[Page and application data records]
=== Section Start ===
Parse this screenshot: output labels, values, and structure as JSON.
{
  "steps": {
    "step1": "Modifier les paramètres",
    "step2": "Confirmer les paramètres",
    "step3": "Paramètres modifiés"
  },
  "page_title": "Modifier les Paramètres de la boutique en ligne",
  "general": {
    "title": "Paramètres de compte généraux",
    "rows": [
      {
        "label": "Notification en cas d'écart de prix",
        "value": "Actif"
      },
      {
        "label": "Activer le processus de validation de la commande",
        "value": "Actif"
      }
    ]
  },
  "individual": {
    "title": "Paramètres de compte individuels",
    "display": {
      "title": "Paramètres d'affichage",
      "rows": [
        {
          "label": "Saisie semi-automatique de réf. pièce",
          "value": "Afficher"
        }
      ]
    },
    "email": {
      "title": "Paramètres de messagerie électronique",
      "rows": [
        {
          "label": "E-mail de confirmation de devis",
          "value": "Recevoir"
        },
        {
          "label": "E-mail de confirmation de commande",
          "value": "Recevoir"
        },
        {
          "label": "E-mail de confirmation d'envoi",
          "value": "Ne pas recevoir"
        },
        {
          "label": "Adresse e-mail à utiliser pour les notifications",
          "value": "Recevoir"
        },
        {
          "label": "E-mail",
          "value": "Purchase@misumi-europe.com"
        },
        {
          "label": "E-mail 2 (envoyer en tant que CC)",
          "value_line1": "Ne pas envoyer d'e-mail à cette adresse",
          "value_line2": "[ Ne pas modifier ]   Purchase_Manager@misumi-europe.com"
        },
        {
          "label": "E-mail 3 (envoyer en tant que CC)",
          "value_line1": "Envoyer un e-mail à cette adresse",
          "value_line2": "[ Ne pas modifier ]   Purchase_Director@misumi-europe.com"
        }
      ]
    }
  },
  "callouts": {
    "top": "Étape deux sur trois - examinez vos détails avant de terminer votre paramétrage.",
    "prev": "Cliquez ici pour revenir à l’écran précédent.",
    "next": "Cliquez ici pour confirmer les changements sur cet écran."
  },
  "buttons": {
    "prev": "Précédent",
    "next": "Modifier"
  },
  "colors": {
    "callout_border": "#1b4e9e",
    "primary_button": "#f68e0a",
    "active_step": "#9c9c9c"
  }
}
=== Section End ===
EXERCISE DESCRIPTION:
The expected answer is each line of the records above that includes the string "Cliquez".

TASK SOLUTION:
    "prev": "Cliquez ici pour revenir à l’écran précédent.",
    "next": "Cliquez ici pour confirmer les changements sur cet écran."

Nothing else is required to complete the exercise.